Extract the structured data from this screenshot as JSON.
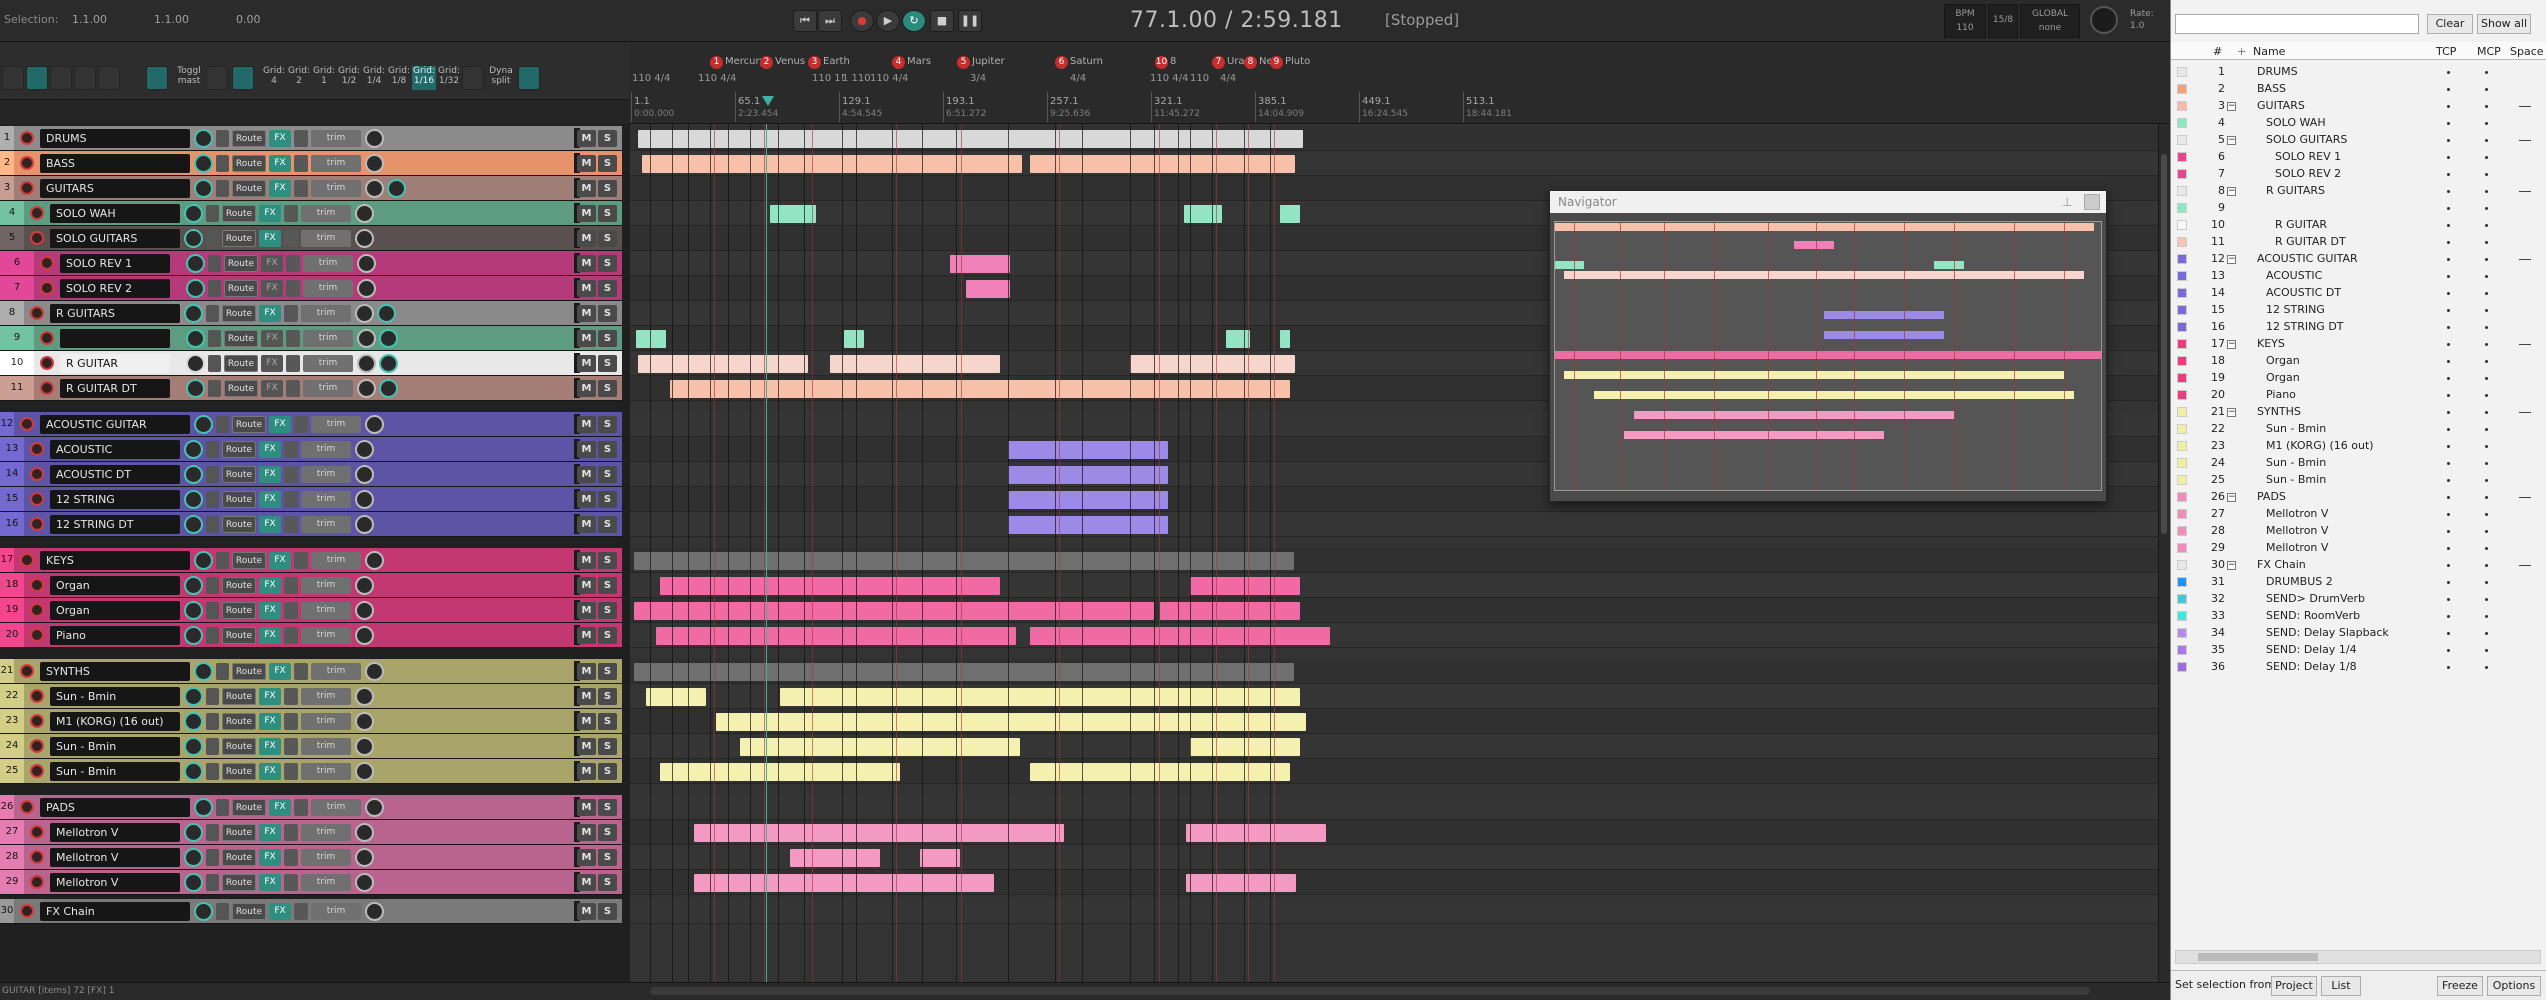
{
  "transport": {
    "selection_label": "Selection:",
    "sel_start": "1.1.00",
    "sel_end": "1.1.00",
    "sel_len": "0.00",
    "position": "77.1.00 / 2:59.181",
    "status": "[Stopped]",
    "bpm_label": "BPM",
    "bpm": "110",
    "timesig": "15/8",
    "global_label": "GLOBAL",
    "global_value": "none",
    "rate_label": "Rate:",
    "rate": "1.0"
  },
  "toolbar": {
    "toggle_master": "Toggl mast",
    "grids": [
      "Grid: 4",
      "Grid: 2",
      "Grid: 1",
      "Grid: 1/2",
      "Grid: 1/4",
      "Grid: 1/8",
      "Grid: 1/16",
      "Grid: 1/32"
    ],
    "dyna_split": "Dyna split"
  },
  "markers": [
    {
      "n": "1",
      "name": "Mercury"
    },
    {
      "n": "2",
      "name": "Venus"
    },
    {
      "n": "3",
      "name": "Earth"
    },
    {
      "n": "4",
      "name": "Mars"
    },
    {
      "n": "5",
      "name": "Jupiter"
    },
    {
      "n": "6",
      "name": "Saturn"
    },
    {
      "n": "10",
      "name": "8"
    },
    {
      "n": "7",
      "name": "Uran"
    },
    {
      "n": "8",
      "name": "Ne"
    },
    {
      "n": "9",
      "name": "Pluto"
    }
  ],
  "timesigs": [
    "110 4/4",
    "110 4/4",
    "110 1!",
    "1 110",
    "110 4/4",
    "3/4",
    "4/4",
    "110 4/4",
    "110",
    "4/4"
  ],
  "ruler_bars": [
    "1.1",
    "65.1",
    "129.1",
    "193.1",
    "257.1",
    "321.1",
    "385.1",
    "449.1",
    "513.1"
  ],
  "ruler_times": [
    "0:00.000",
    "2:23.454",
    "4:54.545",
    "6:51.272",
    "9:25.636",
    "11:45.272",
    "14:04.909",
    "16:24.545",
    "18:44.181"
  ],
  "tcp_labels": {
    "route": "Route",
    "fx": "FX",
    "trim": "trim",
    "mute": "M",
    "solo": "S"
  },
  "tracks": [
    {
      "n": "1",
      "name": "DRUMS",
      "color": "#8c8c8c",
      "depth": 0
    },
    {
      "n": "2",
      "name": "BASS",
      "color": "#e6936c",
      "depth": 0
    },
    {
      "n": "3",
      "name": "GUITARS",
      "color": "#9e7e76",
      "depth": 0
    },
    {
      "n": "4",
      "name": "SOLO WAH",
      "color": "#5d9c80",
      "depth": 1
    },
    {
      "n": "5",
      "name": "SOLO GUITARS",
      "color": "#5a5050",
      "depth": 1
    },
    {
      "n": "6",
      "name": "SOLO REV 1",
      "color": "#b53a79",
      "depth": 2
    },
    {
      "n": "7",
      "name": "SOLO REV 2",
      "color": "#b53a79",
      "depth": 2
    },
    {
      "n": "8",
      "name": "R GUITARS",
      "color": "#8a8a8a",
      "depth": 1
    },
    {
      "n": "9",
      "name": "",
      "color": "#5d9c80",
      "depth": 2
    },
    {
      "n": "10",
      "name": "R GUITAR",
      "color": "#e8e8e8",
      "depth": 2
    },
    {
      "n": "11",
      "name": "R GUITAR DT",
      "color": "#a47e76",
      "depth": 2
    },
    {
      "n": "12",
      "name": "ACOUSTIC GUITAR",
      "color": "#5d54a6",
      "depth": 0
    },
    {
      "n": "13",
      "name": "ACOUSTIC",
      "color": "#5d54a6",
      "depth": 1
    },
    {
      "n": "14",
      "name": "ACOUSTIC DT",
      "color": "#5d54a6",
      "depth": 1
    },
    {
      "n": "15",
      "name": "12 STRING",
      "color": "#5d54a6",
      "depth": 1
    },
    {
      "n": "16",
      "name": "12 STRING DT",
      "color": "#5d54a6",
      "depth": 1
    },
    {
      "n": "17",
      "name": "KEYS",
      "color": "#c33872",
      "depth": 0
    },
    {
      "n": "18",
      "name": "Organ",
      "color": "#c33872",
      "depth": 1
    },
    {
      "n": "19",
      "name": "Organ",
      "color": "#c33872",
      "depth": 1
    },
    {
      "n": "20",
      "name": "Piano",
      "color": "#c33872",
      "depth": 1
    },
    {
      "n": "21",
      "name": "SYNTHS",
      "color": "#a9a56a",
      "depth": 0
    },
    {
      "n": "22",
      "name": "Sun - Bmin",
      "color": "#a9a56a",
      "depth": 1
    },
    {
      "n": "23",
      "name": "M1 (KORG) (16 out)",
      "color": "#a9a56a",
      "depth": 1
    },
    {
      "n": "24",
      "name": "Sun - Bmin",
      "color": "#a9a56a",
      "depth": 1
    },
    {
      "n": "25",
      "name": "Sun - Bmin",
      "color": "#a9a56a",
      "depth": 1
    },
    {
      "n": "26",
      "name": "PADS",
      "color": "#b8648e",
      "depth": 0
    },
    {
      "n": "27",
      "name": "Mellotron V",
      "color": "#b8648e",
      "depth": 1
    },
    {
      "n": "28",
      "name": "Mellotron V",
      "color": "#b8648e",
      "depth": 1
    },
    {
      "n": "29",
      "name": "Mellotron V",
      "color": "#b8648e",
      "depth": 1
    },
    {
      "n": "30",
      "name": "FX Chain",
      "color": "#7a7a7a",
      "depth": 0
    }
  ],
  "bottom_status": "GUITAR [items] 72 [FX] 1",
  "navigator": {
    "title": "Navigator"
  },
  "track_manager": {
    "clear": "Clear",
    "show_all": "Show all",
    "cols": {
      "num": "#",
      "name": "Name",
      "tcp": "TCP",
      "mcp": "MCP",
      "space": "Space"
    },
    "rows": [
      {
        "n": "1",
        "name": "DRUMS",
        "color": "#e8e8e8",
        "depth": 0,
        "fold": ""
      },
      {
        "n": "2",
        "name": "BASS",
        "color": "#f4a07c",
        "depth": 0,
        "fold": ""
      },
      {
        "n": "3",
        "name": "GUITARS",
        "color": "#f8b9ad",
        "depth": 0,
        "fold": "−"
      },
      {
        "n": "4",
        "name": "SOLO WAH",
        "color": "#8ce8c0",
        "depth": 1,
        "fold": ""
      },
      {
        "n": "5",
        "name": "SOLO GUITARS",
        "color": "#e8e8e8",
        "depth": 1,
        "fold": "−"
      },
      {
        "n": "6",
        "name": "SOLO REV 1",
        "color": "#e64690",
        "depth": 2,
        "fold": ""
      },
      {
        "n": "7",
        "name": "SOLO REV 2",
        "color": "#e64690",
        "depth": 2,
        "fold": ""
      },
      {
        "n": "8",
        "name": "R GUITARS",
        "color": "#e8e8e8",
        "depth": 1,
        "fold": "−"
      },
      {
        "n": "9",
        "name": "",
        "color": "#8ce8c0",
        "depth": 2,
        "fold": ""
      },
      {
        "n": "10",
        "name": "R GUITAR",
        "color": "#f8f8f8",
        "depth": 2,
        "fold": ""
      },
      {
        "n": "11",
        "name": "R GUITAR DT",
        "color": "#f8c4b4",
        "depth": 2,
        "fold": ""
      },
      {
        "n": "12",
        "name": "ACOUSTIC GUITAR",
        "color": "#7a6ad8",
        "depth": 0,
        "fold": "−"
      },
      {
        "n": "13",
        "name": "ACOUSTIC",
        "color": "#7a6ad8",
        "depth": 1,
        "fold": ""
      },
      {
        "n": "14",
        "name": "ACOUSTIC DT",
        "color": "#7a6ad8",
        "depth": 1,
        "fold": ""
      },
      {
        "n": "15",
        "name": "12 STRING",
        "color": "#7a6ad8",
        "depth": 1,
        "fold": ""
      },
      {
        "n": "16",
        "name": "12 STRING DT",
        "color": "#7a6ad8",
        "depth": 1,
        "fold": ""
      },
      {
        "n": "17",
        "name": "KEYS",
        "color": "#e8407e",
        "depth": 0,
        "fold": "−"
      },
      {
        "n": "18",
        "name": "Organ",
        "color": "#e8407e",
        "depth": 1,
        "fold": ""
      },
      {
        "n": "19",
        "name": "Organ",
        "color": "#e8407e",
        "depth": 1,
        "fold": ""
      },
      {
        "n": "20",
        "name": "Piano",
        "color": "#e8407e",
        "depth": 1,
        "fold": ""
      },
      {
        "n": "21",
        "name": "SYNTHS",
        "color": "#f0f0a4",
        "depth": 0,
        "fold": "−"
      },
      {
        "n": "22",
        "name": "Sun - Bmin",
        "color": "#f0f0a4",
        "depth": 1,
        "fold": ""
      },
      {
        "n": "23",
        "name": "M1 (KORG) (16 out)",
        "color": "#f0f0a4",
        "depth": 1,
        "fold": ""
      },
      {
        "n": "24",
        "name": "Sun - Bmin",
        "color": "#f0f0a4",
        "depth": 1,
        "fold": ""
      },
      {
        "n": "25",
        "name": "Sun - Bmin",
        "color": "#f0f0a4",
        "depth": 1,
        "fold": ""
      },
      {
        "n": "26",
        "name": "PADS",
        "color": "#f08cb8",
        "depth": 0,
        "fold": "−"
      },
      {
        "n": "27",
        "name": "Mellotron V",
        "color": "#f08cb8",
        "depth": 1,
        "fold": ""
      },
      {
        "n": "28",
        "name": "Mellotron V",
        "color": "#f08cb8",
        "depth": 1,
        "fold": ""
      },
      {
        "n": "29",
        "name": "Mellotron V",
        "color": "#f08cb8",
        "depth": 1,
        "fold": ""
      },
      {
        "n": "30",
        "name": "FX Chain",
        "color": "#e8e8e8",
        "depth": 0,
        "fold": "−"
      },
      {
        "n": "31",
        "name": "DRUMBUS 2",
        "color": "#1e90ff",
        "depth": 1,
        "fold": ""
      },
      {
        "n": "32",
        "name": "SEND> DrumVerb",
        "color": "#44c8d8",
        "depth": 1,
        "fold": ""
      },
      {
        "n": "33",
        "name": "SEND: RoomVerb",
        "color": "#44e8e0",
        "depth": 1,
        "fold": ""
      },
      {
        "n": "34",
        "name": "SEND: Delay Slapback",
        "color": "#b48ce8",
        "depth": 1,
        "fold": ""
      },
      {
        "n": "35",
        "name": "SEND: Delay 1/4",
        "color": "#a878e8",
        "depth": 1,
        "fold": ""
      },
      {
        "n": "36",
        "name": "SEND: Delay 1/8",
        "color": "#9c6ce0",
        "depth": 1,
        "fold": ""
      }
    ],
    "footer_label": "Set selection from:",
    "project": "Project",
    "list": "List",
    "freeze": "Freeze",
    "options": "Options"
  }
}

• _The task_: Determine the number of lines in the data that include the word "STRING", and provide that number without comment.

• _Completed exercise_: 4